[12] What the Marrakech Biennale can be criticized for is the misuse of a phenomenon succinctly theorized by Pieprzak, and which we have already discussed, as that of the festival. Instead of being a living event, the Fantasia and the singing circles that were scheduled became closed quotations nearly as problematic as the Zulu dancers that reportedly opened the exhibition Magiciens de la Terre in Paris 1989 (I could not be there myself as I was seven years old at the time).


[13] To be more precise: is it global in the sense that it self-professes: as an exercise in diversity of meaning and greater understanding across the globe, and not in the neo-liberal economic sense of a free-market, corporate-driven economy - which it could be argued it is.


[14] Charlotte Bydler, The Global Art World Inc: On the Globalization of Contemporary Art (Uppsala: Uppsala University Press, 2004), 33.


[15] Ibid., 55.
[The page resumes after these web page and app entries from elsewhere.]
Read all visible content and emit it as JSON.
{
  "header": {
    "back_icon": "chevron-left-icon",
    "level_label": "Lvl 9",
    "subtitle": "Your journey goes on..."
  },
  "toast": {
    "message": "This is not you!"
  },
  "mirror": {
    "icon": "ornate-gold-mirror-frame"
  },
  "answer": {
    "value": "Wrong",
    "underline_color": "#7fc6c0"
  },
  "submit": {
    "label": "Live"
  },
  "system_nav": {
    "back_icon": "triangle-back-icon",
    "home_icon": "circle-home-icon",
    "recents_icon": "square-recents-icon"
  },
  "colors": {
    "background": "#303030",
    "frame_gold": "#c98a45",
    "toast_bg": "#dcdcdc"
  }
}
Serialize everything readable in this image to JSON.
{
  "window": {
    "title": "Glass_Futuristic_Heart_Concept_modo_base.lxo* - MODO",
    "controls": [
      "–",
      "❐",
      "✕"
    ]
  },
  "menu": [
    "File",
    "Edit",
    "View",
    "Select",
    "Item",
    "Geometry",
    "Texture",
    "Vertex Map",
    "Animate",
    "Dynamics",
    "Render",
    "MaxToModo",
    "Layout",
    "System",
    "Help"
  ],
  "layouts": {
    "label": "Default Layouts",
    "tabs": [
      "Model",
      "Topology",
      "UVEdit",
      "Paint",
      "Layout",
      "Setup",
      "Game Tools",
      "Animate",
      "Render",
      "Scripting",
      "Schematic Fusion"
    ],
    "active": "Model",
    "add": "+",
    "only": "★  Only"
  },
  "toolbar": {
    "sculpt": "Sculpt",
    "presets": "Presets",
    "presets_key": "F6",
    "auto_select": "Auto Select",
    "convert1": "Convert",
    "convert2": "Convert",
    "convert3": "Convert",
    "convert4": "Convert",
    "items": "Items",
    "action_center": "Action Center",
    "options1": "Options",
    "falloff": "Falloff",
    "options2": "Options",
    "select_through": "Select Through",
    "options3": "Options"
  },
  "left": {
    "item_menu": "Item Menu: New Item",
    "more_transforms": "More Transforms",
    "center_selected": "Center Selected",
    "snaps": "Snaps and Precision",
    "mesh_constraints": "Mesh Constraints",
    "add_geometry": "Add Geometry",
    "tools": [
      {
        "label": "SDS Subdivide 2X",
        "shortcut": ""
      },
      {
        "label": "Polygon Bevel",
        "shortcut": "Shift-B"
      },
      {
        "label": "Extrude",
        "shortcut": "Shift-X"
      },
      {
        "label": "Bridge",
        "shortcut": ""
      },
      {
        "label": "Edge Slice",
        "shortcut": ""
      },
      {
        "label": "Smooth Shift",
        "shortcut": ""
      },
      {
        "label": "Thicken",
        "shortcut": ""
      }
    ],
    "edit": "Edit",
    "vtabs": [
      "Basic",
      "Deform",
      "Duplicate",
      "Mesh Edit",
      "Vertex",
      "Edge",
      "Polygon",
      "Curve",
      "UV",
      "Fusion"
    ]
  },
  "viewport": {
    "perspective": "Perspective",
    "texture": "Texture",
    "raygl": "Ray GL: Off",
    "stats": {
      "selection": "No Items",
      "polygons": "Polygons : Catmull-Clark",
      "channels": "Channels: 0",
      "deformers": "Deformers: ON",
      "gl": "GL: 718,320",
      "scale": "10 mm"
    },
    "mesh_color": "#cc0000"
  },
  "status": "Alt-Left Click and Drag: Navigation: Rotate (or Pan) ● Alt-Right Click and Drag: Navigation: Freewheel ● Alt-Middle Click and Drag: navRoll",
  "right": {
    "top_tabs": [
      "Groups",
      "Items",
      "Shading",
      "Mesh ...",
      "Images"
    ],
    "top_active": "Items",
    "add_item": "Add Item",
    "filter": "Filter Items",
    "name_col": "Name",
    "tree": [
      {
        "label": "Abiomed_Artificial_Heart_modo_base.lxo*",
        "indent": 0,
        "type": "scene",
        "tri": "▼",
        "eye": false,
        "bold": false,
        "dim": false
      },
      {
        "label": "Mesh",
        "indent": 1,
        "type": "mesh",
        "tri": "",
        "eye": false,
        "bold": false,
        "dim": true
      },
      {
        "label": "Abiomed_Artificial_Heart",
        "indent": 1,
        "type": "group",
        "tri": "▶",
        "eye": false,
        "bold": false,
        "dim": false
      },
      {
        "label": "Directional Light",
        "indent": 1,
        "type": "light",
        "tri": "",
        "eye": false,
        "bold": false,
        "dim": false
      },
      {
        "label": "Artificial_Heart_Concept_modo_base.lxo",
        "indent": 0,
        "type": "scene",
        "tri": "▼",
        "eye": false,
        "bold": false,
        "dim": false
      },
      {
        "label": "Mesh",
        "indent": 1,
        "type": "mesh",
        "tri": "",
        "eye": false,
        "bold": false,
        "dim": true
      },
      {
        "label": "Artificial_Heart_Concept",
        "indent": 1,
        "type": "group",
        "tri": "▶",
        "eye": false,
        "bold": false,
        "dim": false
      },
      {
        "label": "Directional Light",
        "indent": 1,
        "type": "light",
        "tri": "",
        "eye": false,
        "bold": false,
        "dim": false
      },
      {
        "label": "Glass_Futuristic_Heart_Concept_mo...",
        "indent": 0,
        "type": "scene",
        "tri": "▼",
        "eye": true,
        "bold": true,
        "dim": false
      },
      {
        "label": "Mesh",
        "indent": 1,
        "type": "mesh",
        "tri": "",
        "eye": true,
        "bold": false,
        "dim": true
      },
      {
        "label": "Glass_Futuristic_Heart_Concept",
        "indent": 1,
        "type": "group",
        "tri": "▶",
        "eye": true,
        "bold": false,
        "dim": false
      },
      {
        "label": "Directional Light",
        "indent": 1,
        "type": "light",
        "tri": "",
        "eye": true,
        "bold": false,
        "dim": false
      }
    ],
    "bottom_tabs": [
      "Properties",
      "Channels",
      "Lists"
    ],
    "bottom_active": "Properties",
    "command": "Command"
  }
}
[16] ('Il semblerait que ma pratique soit peu comprise, et ne reçoive donc pas d'&eacte;cho de la part des autres artistes. J'ai besoin de me frotter aux autres artistes, d'avoir de VRAIS débats, de vraies propositions. Me comparer'.) Email conversation with artist, April 2012.


[17] (Pour Extra Muros, je voulais aller dans la rue, dans des espaces publics, éviter les espaces consacrés. Mes installations devaient être éphémères, auto-produites, auto-financées. Pour répondre au fait de ne pas avoir  d'atelier, pas d'espace de stockage de matériel, pas de quoi financer un équipement, etc ... je réalise des sculptures éphémères, démontables, qui ne nécessitent après coup ni entreposage, ni entretien'.) Email conversation with artist, April 2012.


[18] ('La création en Algérie reste un domaine très contrôlé par les instances publiques même si ces dernières années on peut exprimer en peu plus librement qu'avant. En parallèle, il y a aussi des difficultés à caractères culturelles et traditionnelles, c'est a dire, difficile de trouver une figurante pour une vidéo, un figurant pour une œuvre dite politique'.) Email conversation with the artist, March 2012.



About the author

Alice Planel

Alice Planel grew up in the south of France and moved to Berlin after graduating with a first in Art History, before returning to London three years later to study an MA in cultural memory at the School of Advanced Studies. Her thesis on Zoulikha Bouabdellah was published in the artist’s monograph Soft Transgressions (2009). Alice teaches History of Art, runs a food activist network the dinner exchange, and is studying for a PhD on contemporary art from the Algerian diaspora funded by the AHRC at Kingston University. She has conducted research in the Middle East and has contributed to conferences on the subject in Paris, Algiers and London. Two essays on contemporary practices in the Maghreb and Palestine are to be published in 2012 by Sternberg Press and L'Harmattan respectively.